===== TASK INPUT =====
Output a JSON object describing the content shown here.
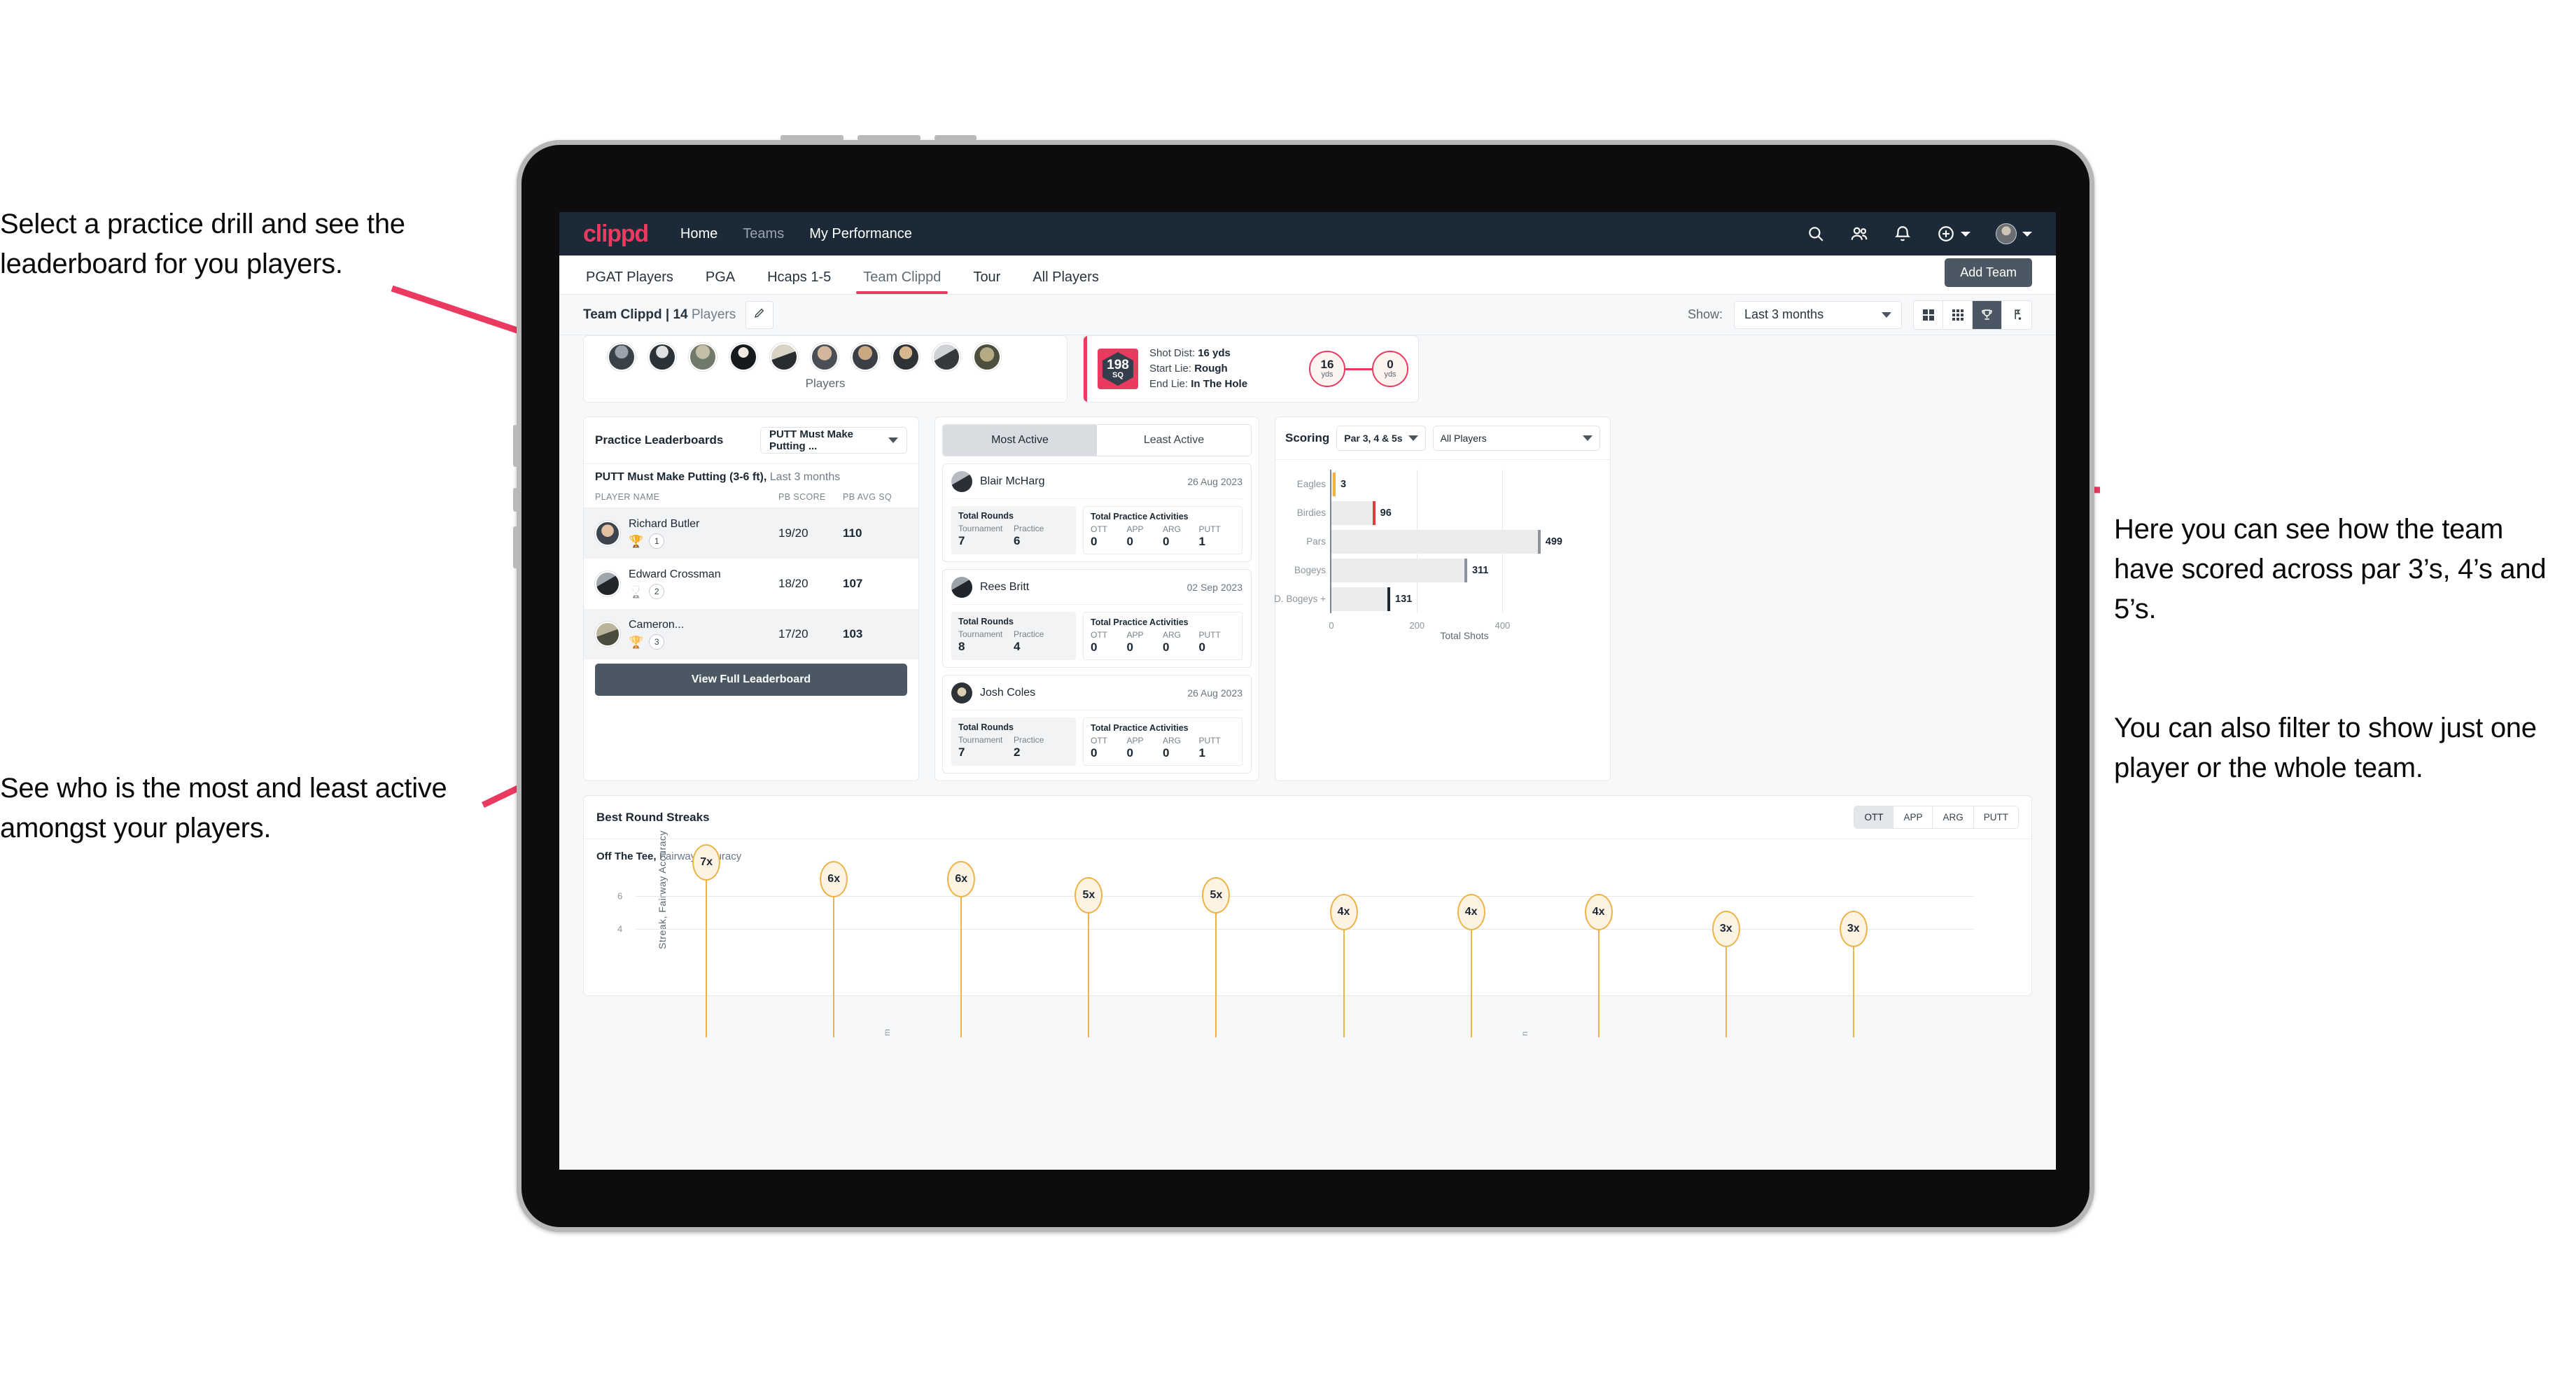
{
  "annotations": {
    "left_top": "Select a practice drill and see the leaderboard for you players.",
    "left_bottom": "See who is the most and least active amongst your players.",
    "right_top": "Here you can see how the team have scored across par 3’s, 4’s and 5’s.",
    "right_bottom": "You can also filter to show just one player or the whole team."
  },
  "navbar": {
    "logo": "clippd",
    "links": [
      {
        "label": "Home",
        "active": true
      },
      {
        "label": "Teams",
        "active": false
      },
      {
        "label": "My Performance",
        "active": true
      }
    ],
    "icons": [
      "search-icon",
      "people-icon",
      "bell-icon",
      "plus-circle-icon",
      "avatar"
    ]
  },
  "tabs": [
    {
      "label": "PGAT Players",
      "active": false
    },
    {
      "label": "PGA",
      "active": false
    },
    {
      "label": "Hcaps 1-5",
      "active": false
    },
    {
      "label": "Team Clippd",
      "active": true
    },
    {
      "label": "Tour",
      "active": false
    },
    {
      "label": "All Players",
      "active": false
    }
  ],
  "add_team_button": "Add Team",
  "subbar": {
    "team_label_bold": "Team Clippd | 14",
    "team_label_light": " Players",
    "edit_icon": "pencil-icon",
    "show_label": "Show:",
    "show_value": "Last 3 months",
    "view_buttons": [
      {
        "name": "grid-large-icon",
        "active": false
      },
      {
        "name": "grid-small-icon",
        "active": false
      },
      {
        "name": "trophy-icon",
        "active": true
      },
      {
        "name": "golf-flag-icon",
        "active": false
      }
    ]
  },
  "players_card": {
    "caption": "Players",
    "avatar_count": 10
  },
  "shot_card": {
    "badge_value": "198",
    "badge_unit": "SQ",
    "lines": [
      {
        "label": "Shot Dist:",
        "value": "16 yds"
      },
      {
        "label": "Start Lie:",
        "value": "Rough"
      },
      {
        "label": "End Lie:",
        "value": "In The Hole"
      }
    ],
    "start_dist": "16",
    "start_unit": "yds",
    "end_dist": "0",
    "end_unit": "yds"
  },
  "leaderboard": {
    "title": "Practice Leaderboards",
    "drill_select": "PUTT Must Make Putting ...",
    "subtitle_bold": "PUTT Must Make Putting (3-6 ft),",
    "subtitle_light": " Last 3 months",
    "columns": [
      "PLAYER NAME",
      "PB SCORE",
      "PB AVG SQ"
    ],
    "rows": [
      {
        "name": "Richard Butler",
        "trophy": "🏆",
        "rank": "1",
        "pb_score": "19/20",
        "pb_avg_sq": "110"
      },
      {
        "name": "Edward Crossman",
        "trophy": "🏆",
        "rank": "2",
        "pb_score": "18/20",
        "pb_avg_sq": "107"
      },
      {
        "name": "Cameron...",
        "trophy": "🏆",
        "rank": "3",
        "pb_score": "17/20",
        "pb_avg_sq": "103"
      }
    ],
    "button": "View Full Leaderboard"
  },
  "activity": {
    "tabs": [
      {
        "label": "Most Active",
        "active": true
      },
      {
        "label": "Least Active",
        "active": false
      }
    ],
    "rounds_title": "Total Rounds",
    "practice_title": "Total Practice Activities",
    "rounds_keys": [
      "Tournament",
      "Practice"
    ],
    "practice_keys": [
      "OTT",
      "APP",
      "ARG",
      "PUTT"
    ],
    "items": [
      {
        "name": "Blair McHarg",
        "date": "26 Aug 2023",
        "tournament": "7",
        "practice": "6",
        "ott": "0",
        "app": "0",
        "arg": "0",
        "putt": "1"
      },
      {
        "name": "Rees Britt",
        "date": "02 Sep 2023",
        "tournament": "8",
        "practice": "4",
        "ott": "0",
        "app": "0",
        "arg": "0",
        "putt": "0"
      },
      {
        "name": "Josh Coles",
        "date": "26 Aug 2023",
        "tournament": "7",
        "practice": "2",
        "ott": "0",
        "app": "0",
        "arg": "0",
        "putt": "1"
      }
    ]
  },
  "scoring": {
    "title": "Scoring",
    "par_select": "Par 3, 4 & 5s",
    "player_select": "All Players"
  },
  "streaks": {
    "title": "Best Round Streaks",
    "segments": [
      {
        "label": "OTT",
        "active": true
      },
      {
        "label": "APP",
        "active": false
      },
      {
        "label": "ARG",
        "active": false
      },
      {
        "label": "PUTT",
        "active": false
      }
    ],
    "sub_bold": "Off The Tee,",
    "sub_light": " Fairway Accuracy"
  },
  "chart_data": [
    {
      "type": "bar",
      "orientation": "horizontal",
      "title": "Scoring",
      "categories": [
        "Eagles",
        "Birdies",
        "Pars",
        "Bogeys",
        "D. Bogeys +"
      ],
      "values": [
        3,
        96,
        499,
        311,
        131
      ],
      "bar_cap_colors": [
        "#edb349",
        "#e03c3c",
        "#8a949c",
        "#8a949c",
        "#1b2733"
      ],
      "xlabel": "Total Shots",
      "ylabel": "",
      "xlim": [
        0,
        540
      ],
      "xticks": [
        0,
        200,
        400
      ],
      "grid": true,
      "legend": "none"
    },
    {
      "type": "bar",
      "variant": "lollipop",
      "title": "Best Round Streaks",
      "subtitle": "Off The Tee, Fairway Accuracy",
      "categories": [
        "p1",
        "p2",
        "p3",
        "p4",
        "p5",
        "p6",
        "p7",
        "p8",
        "p9",
        "p10"
      ],
      "values": [
        7,
        6,
        6,
        5,
        5,
        4,
        4,
        4,
        3,
        3
      ],
      "labels": [
        "7x",
        "6x",
        "6x",
        "5x",
        "5x",
        "4x",
        "4x",
        "4x",
        "3x",
        "3x"
      ],
      "ylabel": "Streak, Fairway Accuracy",
      "xlabel": "",
      "ylim": [
        0,
        8
      ],
      "yticks": [
        4,
        6
      ],
      "grid": true,
      "legend": "none",
      "marker_color": "#edb349"
    }
  ]
}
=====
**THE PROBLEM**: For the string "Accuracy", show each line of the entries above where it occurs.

**RESPONSE AREA**:
    "sub_light": " Fairway Accuracy"
      "subtitle": "Off The Tee, Fairway Accuracy",
      "ylabel": "Streak, Fairway Accuracy",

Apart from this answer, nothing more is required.